Reproduce all of the data below without alteration; exclude every picture.

_Entries shown_.
++++++++++
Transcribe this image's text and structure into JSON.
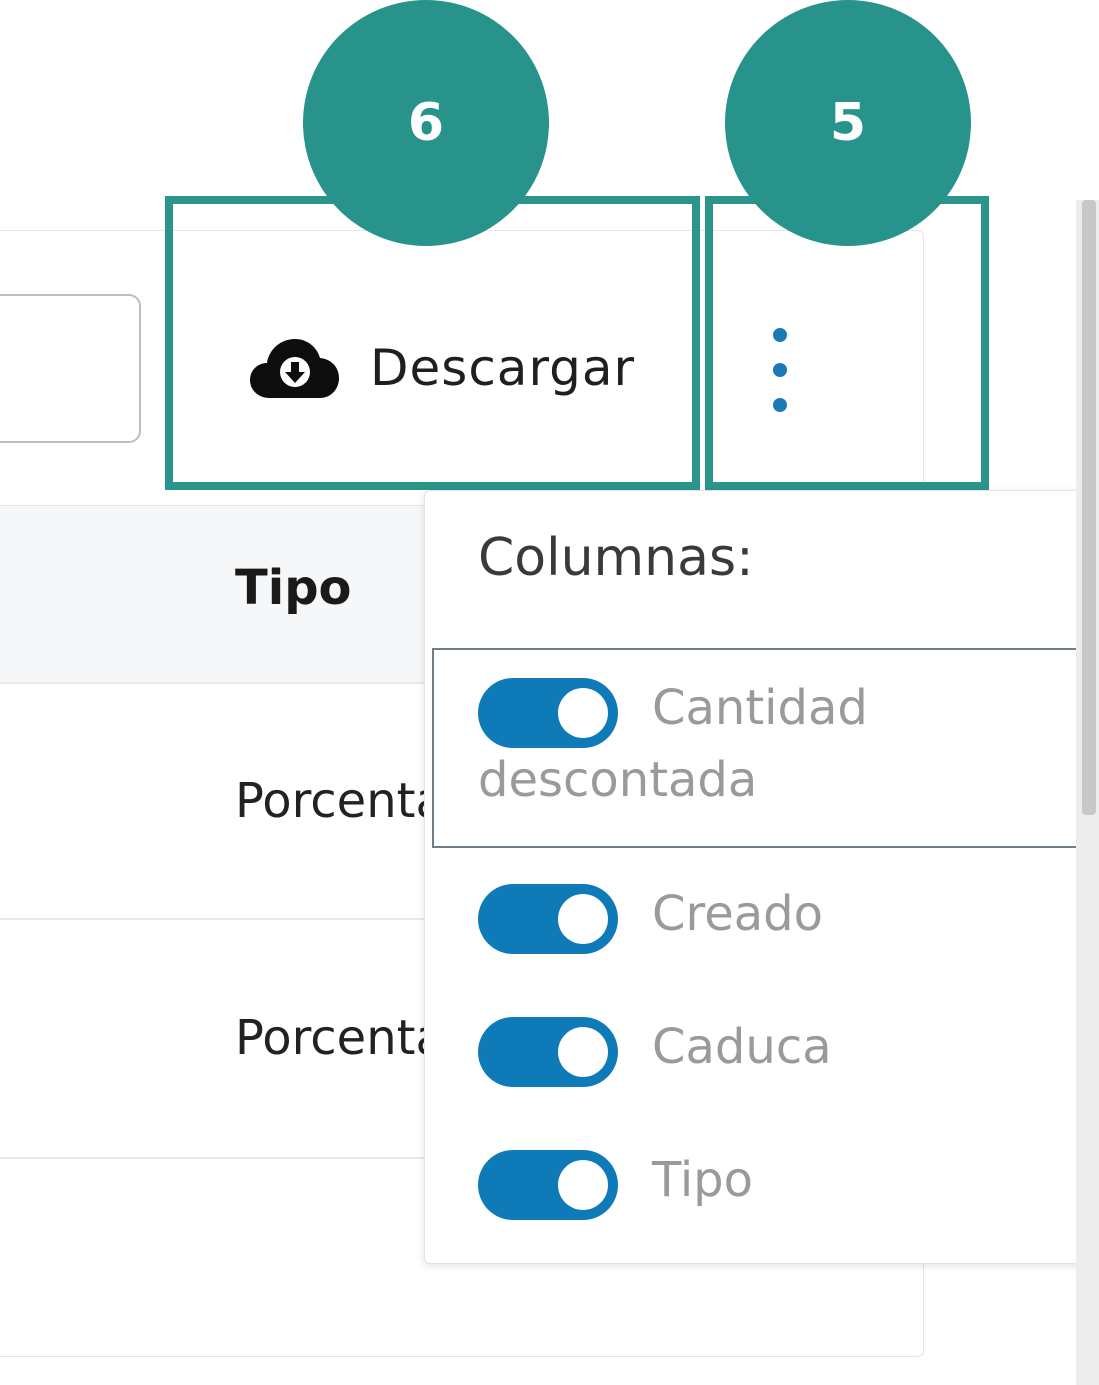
{
  "toolbar": {
    "download_label": "Descargar",
    "download_icon": "cloud-download-icon",
    "more_icon": "kebab-menu-icon"
  },
  "table": {
    "header_tipo": "Tipo",
    "rows": [
      {
        "tipo": "Porcentaje"
      },
      {
        "tipo": "Porcentaje"
      }
    ]
  },
  "annotations": [
    {
      "number": "6"
    },
    {
      "number": "5"
    }
  ],
  "columns_menu": {
    "title": "Columnas:",
    "items": [
      {
        "label_line1": "Cantidad",
        "label_line2": "descontada",
        "checked": true
      },
      {
        "label": "Creado",
        "checked": true
      },
      {
        "label": "Caduca",
        "checked": true
      },
      {
        "label": "Tipo",
        "checked": true
      }
    ]
  },
  "colors": {
    "accent": "#2b958c",
    "toggle": "#0f7ab8"
  }
}
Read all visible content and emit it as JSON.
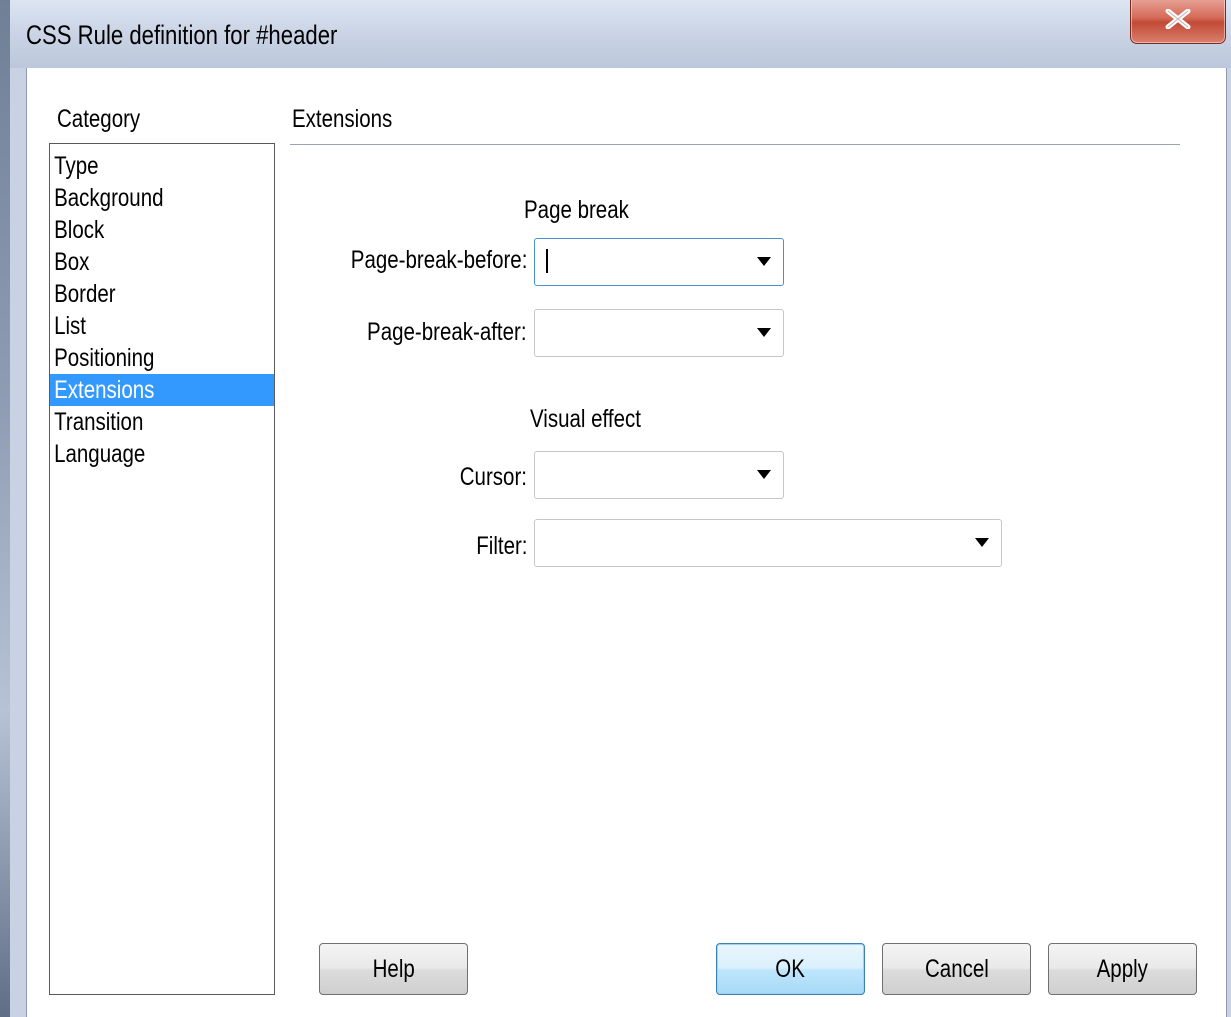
{
  "window": {
    "title": "CSS Rule definition for #header",
    "close_glyph": "X"
  },
  "category": {
    "label": "Category",
    "items": [
      "Type",
      "Background",
      "Block",
      "Box",
      "Border",
      "List",
      "Positioning",
      "Extensions",
      "Transition",
      "Language"
    ],
    "selected": "Extensions"
  },
  "panel": {
    "title": "Extensions",
    "page_break": {
      "title": "Page break",
      "before_label": "Page-break-before:",
      "before_value": "",
      "after_label": "Page-break-after:",
      "after_value": ""
    },
    "visual_effect": {
      "title": "Visual effect",
      "cursor_label": "Cursor:",
      "cursor_value": "",
      "filter_label": "Filter:",
      "filter_value": ""
    }
  },
  "buttons": {
    "help": "Help",
    "ok": "OK",
    "cancel": "Cancel",
    "apply": "Apply"
  },
  "colors": {
    "selection": "#3399ff",
    "title_bar": "#c8d2e4",
    "close_button": "#d46a58"
  }
}
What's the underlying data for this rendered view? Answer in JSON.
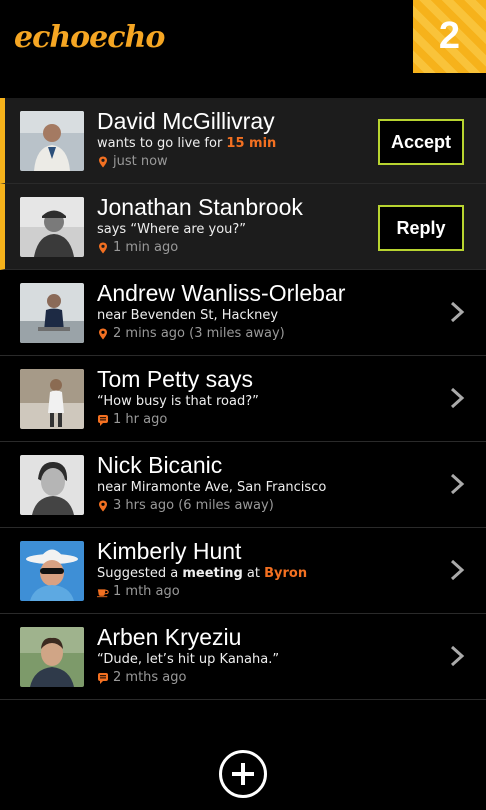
{
  "app": {
    "logo": "echoecho",
    "notification_count": "2"
  },
  "colors": {
    "accent": "#f37021",
    "badge": "#f6b21b",
    "button_border": "#b8d430"
  },
  "items": [
    {
      "name": "David McGillivray",
      "sub_pre": "wants to go live for ",
      "sub_accent": "15 min",
      "meta_icon": "location-pin-icon",
      "meta": "just now",
      "action": "Accept"
    },
    {
      "name": "Jonathan Stanbrook",
      "sub": "says “Where are you?”",
      "meta_icon": "location-pin-icon",
      "meta": "1 min ago",
      "action": "Reply"
    },
    {
      "name": "Andrew Wanliss-Orlebar",
      "sub": "near Bevenden St, Hackney",
      "meta_icon": "location-pin-icon",
      "meta": "2 mins ago (3 miles away)"
    },
    {
      "name": "Tom Petty",
      "name_suffix": " says",
      "sub": "“How busy is that road?”",
      "meta_icon": "chat-icon",
      "meta": "1 hr ago"
    },
    {
      "name": "Nick Bicanic",
      "sub": "near Miramonte Ave, San Francisco",
      "meta_icon": "location-pin-icon",
      "meta": "3 hrs ago (6 miles away)"
    },
    {
      "name": "Kimberly Hunt",
      "sub_pre": "Suggested a ",
      "sub_bold": "meeting",
      "sub_mid": " at ",
      "sub_accent": "Byron",
      "meta_icon": "coffee-cup-icon",
      "meta": "1 mth ago"
    },
    {
      "name": "Arben Kryeziu",
      "sub": "“Dude, let’s hit up Kanaha.”",
      "meta_icon": "chat-icon",
      "meta": "2 mths ago"
    }
  ]
}
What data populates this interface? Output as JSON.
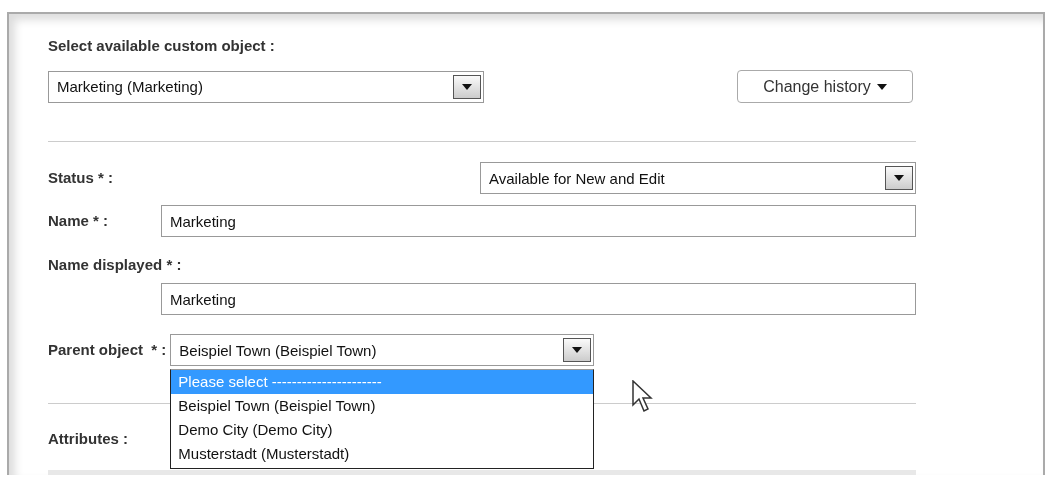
{
  "custom_object": {
    "label": "Select available custom object :",
    "value": "Marketing (Marketing)"
  },
  "change_history": {
    "label": "Change history"
  },
  "fields": [
    {
      "kind": "select",
      "label": "Status * :",
      "value": "Available for New and Edit"
    },
    {
      "kind": "text",
      "label": "Name * :",
      "value": "Marketing"
    },
    {
      "kind": "text-below",
      "label": "Name displayed * :",
      "value": "Marketing"
    },
    {
      "kind": "select-open",
      "label": "Parent object  * :",
      "value": "Beispiel Town (Beispiel Town)",
      "options": [
        {
          "label": "Please select ----------------------",
          "highlighted": true
        },
        {
          "label": "Beispiel Town (Beispiel Town)",
          "highlighted": false
        },
        {
          "label": "Demo City (Demo City)",
          "highlighted": false
        },
        {
          "label": "Musterstadt (Musterstadt)",
          "highlighted": false
        }
      ]
    }
  ],
  "attributes_label": "Attributes :"
}
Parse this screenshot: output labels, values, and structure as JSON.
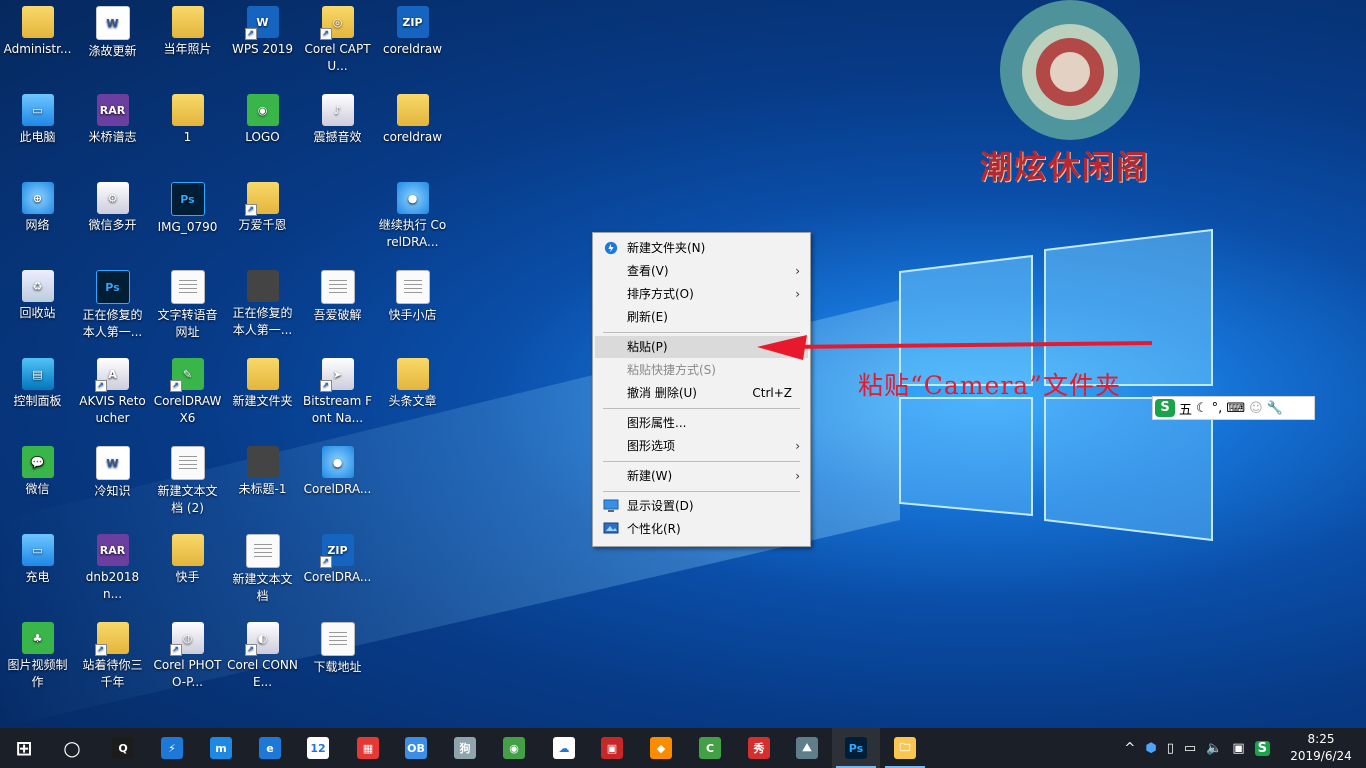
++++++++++
_Task response_.
Transcribe this image's text and structure into JSON.
{
  "toolbar": {
    "download_label": "Descargar",
    "download_icon": "cloud-download-icon",
    "more_icon": "kebab-menu-icon"
  },
  "table": {
    "header_tipo": "Tipo",
    "rows": [
      {
        "tipo": "Porcentaje"
      },
      {
        "tipo": "Porcentaje"
      }
    ]
  },
  "annotations": [
    {
      "number": "6"
    },
    {
      "number": "5"
    }
  ],
  "columns_menu": {
    "title": "Columnas:",
    "items": [
      {
        "label_line1": "Cantidad",
        "label_line2": "descontada",
        "checked": true
      },
      {
        "label": "Creado",
        "checked": true
      },
      {
        "label": "Caduca",
        "checked": true
      },
      {
        "label": "Tipo",
        "checked": true
      }
    ]
  },
  "colors": {
    "accent": "#2b958c",
    "toggle": "#0f7ab8"
  }
}
Read all visible content and emit it as JSON.
{
  "window": {
    "title": "CSS Rule definition for #header",
    "close_glyph": "X"
  },
  "category": {
    "label": "Category",
    "items": [
      "Type",
      "Background",
      "Block",
      "Box",
      "Border",
      "List",
      "Positioning",
      "Extensions",
      "Transition",
      "Language"
    ],
    "selected": "Extensions"
  },
  "panel": {
    "title": "Extensions",
    "page_break": {
      "title": "Page break",
      "before_label": "Page-break-before:",
      "before_value": "",
      "after_label": "Page-break-after:",
      "after_value": ""
    },
    "visual_effect": {
      "title": "Visual effect",
      "cursor_label": "Cursor:",
      "cursor_value": "",
      "filter_label": "Filter:",
      "filter_value": ""
    }
  },
  "buttons": {
    "help": "Help",
    "ok": "OK",
    "cancel": "Cancel",
    "apply": "Apply"
  },
  "colors": {
    "selection": "#3399ff",
    "title_bar": "#c8d2e4",
    "close_button": "#d46a58"
  }
}
What's the underlying data for this rendered view? Answer in JSON.
{
  "app": {
    "logo": "echoecho",
    "notification_count": "2"
  },
  "colors": {
    "accent": "#f37021",
    "badge": "#f6b21b",
    "button_border": "#b8d430"
  },
  "items": [
    {
      "name": "David McGillivray",
      "sub_pre": "wants to go live for ",
      "sub_accent": "15 min",
      "meta_icon": "location-pin-icon",
      "meta": "just now",
      "action": "Accept"
    },
    {
      "name": "Jonathan Stanbrook",
      "sub": "says “Where are you?”",
      "meta_icon": "location-pin-icon",
      "meta": "1 min ago",
      "action": "Reply"
    },
    {
      "name": "Andrew Wanliss-Orlebar",
      "sub": "near Bevenden St, Hackney",
      "meta_icon": "location-pin-icon",
      "meta": "2 mins ago (3 miles away)"
    },
    {
      "name": "Tom Petty",
      "name_suffix": " says",
      "sub": "“How busy is that road?”",
      "meta_icon": "chat-icon",
      "meta": "1 hr ago"
    },
    {
      "name": "Nick Bicanic",
      "sub": "near Miramonte Ave, San Francisco",
      "meta_icon": "location-pin-icon",
      "meta": "3 hrs ago (6 miles away)"
    },
    {
      "name": "Kimberly Hunt",
      "sub_pre": "Suggested a ",
      "sub_bold": "meeting",
      "sub_mid": " at ",
      "sub_accent": "Byron",
      "meta_icon": "coffee-cup-icon",
      "meta": "1 mth ago"
    },
    {
      "name": "Arben Kryeziu",
      "sub": "“Dude, let’s hit up Kanaha.”",
      "meta_icon": "chat-icon",
      "meta": "2 mths ago"
    }
  ]
}
What data populates this interface? Output as JSON.
{
  "custom_object": {
    "label": "Select available custom object :",
    "value": "Marketing (Marketing)"
  },
  "change_history": {
    "label": "Change history"
  },
  "fields": [
    {
      "kind": "select",
      "label": "Status * :",
      "value": "Available for New and Edit"
    },
    {
      "kind": "text",
      "label": "Name * :",
      "value": "Marketing"
    },
    {
      "kind": "text-below",
      "label": "Name displayed * :",
      "value": "Marketing"
    },
    {
      "kind": "select-open",
      "label": "Parent object  * :",
      "value": "Beispiel Town (Beispiel Town)",
      "options": [
        {
          "label": "Please select ----------------------",
          "highlighted": true
        },
        {
          "label": "Beispiel Town (Beispiel Town)",
          "highlighted": false
        },
        {
          "label": "Demo City (Demo City)",
          "highlighted": false
        },
        {
          "label": "Musterstadt (Musterstadt)",
          "highlighted": false
        }
      ]
    }
  ],
  "attributes_label": "Attributes :"
}
Parse this screenshot: output labels, values, and structure as JSON.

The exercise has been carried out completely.